Love in Time of War

In Bridge to Haven, Joshua and Abra carry on a Korean war-time correspondence.  We cut some of the letters from the manuscript, but they may be posted on the Facebook page after the book is released.  Letters were a way to keep the story moving forward and having time pass more quickly.  Letters also showed the change occurring in two primary characters, one by the devastating effects of war on men in battle and the other, the turbulent emotional highs and lows of the teen years.  Joshua already knows who he is and what he wants, but Abra has a lot of growing up to do.  The letters also keep them connected and help them pick up where they left off when Joshua comes home, even though the emotional terrain has changed more than either realizes. 

My mother and father had a war-time correspondence.  They were married before Dad went into the Army.  He trained as a medic (as Joshua does) and was sent to Europe. He was part of the third wave into Normandy.
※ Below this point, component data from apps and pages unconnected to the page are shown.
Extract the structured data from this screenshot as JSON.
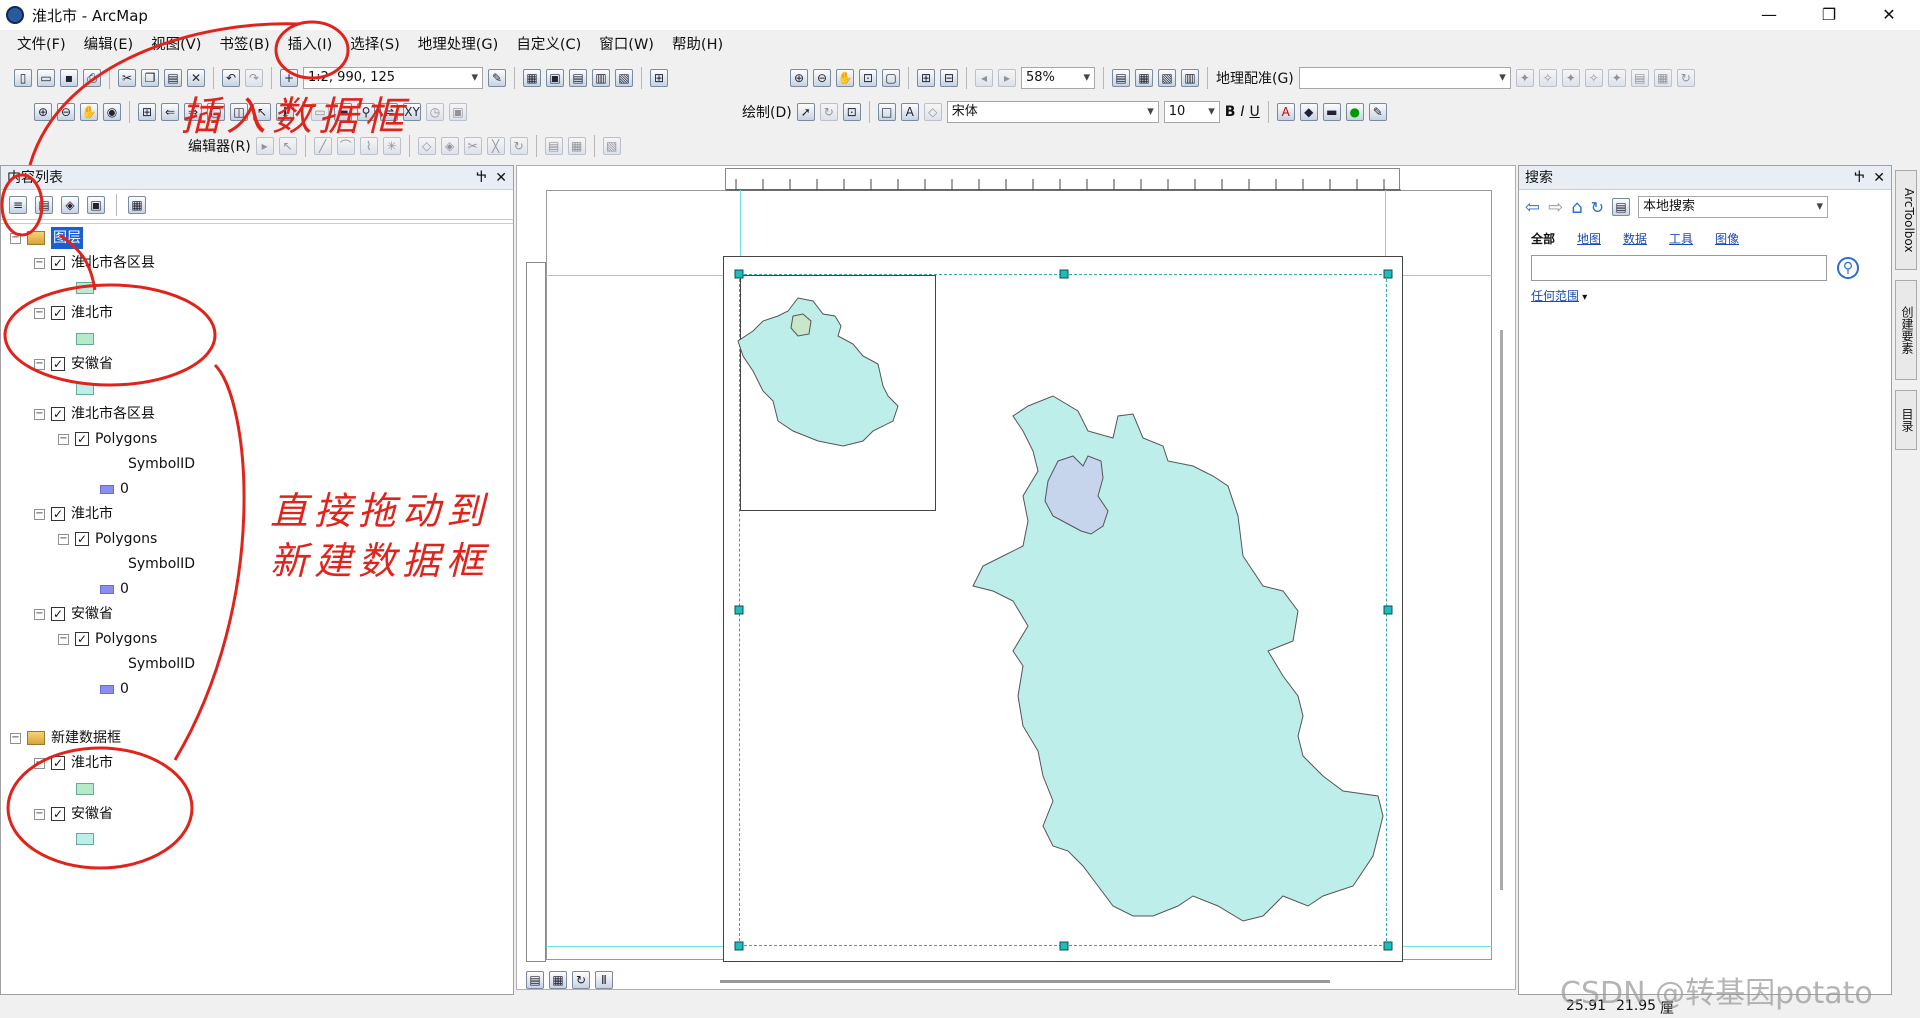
{
  "window": {
    "title": "淮北市 - ArcMap",
    "minimize": "—",
    "restore": "❐",
    "close": "✕"
  },
  "menu": [
    "文件(F)",
    "编辑(E)",
    "视图(V)",
    "书签(B)",
    "插入(I)",
    "选择(S)",
    "地理处理(G)",
    "自定义(C)",
    "窗口(W)",
    "帮助(H)"
  ],
  "toolbar": {
    "scale": "1:2, 990, 125",
    "zoom": "58%",
    "georef": "地理配准(G)",
    "draw": "绘制(D)",
    "font": "宋体",
    "font_size": "10",
    "bold": "B",
    "italic": "I",
    "underline": "U",
    "editor": "编辑器(R)"
  },
  "toc": {
    "title": "内容列表",
    "close": "✕",
    "pin": "Ⴕ",
    "items": [
      {
        "label": "图层"
      },
      {
        "label": "淮北市各区县"
      },
      {
        "label": "淮北市"
      },
      {
        "label": "安徽省"
      },
      {
        "label": "淮北市各区县"
      },
      {
        "label": "Polygons"
      },
      {
        "label": "SymbolID"
      },
      {
        "label": "0"
      },
      {
        "label": "淮北市"
      },
      {
        "label": "Polygons"
      },
      {
        "label": "SymbolID"
      },
      {
        "label": "0"
      },
      {
        "label": "安徽省"
      },
      {
        "label": "Polygons"
      },
      {
        "label": "SymbolID"
      },
      {
        "label": "0"
      },
      {
        "label": "新建数据框"
      },
      {
        "label": "淮北市"
      },
      {
        "label": "安徽省"
      }
    ]
  },
  "search": {
    "title": "搜索",
    "mode": "本地搜索",
    "tabs": [
      "全部",
      "地图",
      "数据",
      "工具",
      "图像"
    ],
    "scope": "任何范围",
    "placeholder": ""
  },
  "side_tabs": [
    "ArcToolbox",
    "创建要素",
    "目录"
  ],
  "annotations": {
    "insert": "插入数据框",
    "drag_line1": "直接拖动到",
    "drag_line2": "新建数据框"
  },
  "status": {
    "x": "25.91",
    "y": "21.95",
    "unit": "厘"
  },
  "watermark": "CSDN @转基因potato",
  "colors": {
    "province_fill": "#bdeeea",
    "city_fill": "#c6d4ec",
    "annot": "#e0241b"
  }
}
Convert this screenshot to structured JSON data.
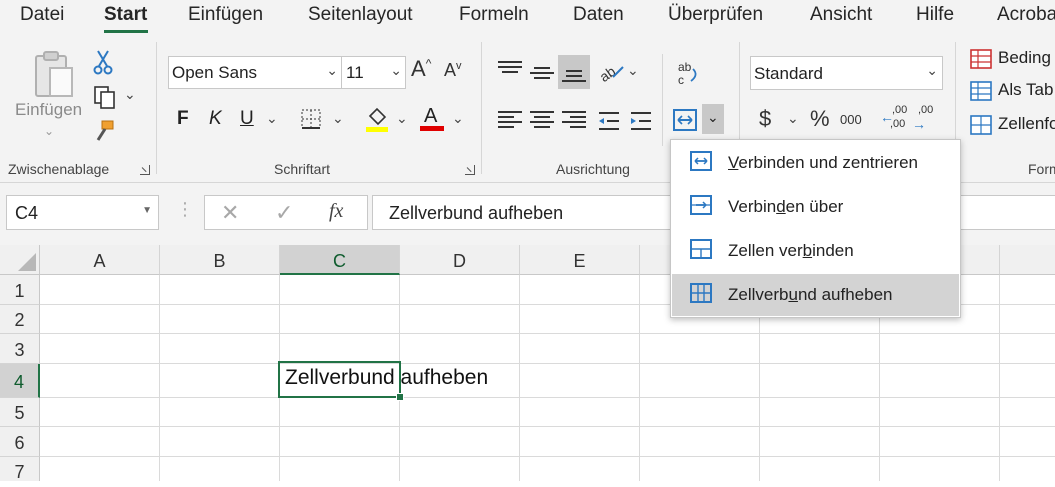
{
  "menu": {
    "tabs": [
      "Datei",
      "Start",
      "Einfügen",
      "Seitenlayout",
      "Formeln",
      "Daten",
      "Überprüfen",
      "Ansicht",
      "Hilfe",
      "Acroba"
    ],
    "active": "Start"
  },
  "ribbon": {
    "clipboard": {
      "paste_label": "Einfügen",
      "group_label": "Zwischenablage"
    },
    "font": {
      "font_name": "Open Sans",
      "font_size": "11",
      "bold": "F",
      "italic": "K",
      "underline": "U",
      "group_label": "Schriftart",
      "highlight_color": "#ffff00",
      "font_color": "#e00000"
    },
    "alignment": {
      "group_label": "Ausrichtung"
    },
    "number": {
      "format": "Standard",
      "currency": "$",
      "percent": "%",
      "thousands": "000",
      "inc_decimal": ",00",
      "dec_decimal": ",00"
    },
    "styles": {
      "items": [
        "Beding",
        "Als Tab",
        "Zellenfo"
      ],
      "group_label": "Form"
    }
  },
  "formula_bar": {
    "name_box": "C4",
    "fx": "fx",
    "content": "Zellverbund aufheben"
  },
  "grid": {
    "columns": [
      "A",
      "B",
      "C",
      "D",
      "E"
    ],
    "rows": [
      "1",
      "2",
      "3",
      "4",
      "5",
      "6",
      "7"
    ],
    "active_cell": "C4",
    "cell_C4": "Zellverbund aufheben"
  },
  "merge_menu": {
    "items": [
      {
        "pre": "",
        "u": "V",
        "post": "erbinden und zentrieren"
      },
      {
        "pre": "Verbin",
        "u": "d",
        "post": "en über"
      },
      {
        "pre": "Zellen ver",
        "u": "b",
        "post": "inden"
      },
      {
        "pre": "Zellverb",
        "u": "u",
        "post": "nd aufheben"
      }
    ],
    "hover_index": 3
  },
  "colors": {
    "accent": "#217346",
    "icon_blue": "#2c78c2"
  }
}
Before he left, he had dreamed of being a doctor.  When he came home, the dream had died on the battlefield and he went into law enforcement.  As an adult looking back, I wonder how PTSD may have played a part in many of his decisions and increased his vigilance and protective instincts toward his family. 

War-time letters brought Rick back into my life during the Vietnam War.  My brother was stationed in Hue at the time of the Tet Offensive.  His building was blasted to smithereens and he was severely wounded and taken captive.  Others with him had died in the blast, were shot later or taken north to prison camps.  My brother was held under guard.  When my brother was MIA, the story was headline news in our hometown.  It was also headline news when he was found.  Mom Edith had written daily letters to Rick while he served as a Marine in DaNang. During Tet, the mail stopped.  When it started again, the first two letters he opened were about my brother.  He wrote a letter which my mother forwarded to me at UNR.  I wrote back.  I came home on Christmas break a few days before he returned from Vietnam and came home on R&R.  He dropped by on December 21. I went back to college. Rick went to El Toro.  We continued to write and see one another whenever we could. We were married December 21 the following year.

War-time letters are precious.  They carry a lot of history in them, but are sometimes too personal to share.   My mother gave instructions that the letters she and Dad wrote to one another were to be burned after her death.  It was so tempting to read them, but my brother and I honored her request. A few years later, Rick and sat together in our living room and reread our love letters.   Then, with a feeling of ceremony, we burned them together in our fireplace.  The Vietnam War is over, though the pain of lost friends is not to be forgotten.  Our love continues on.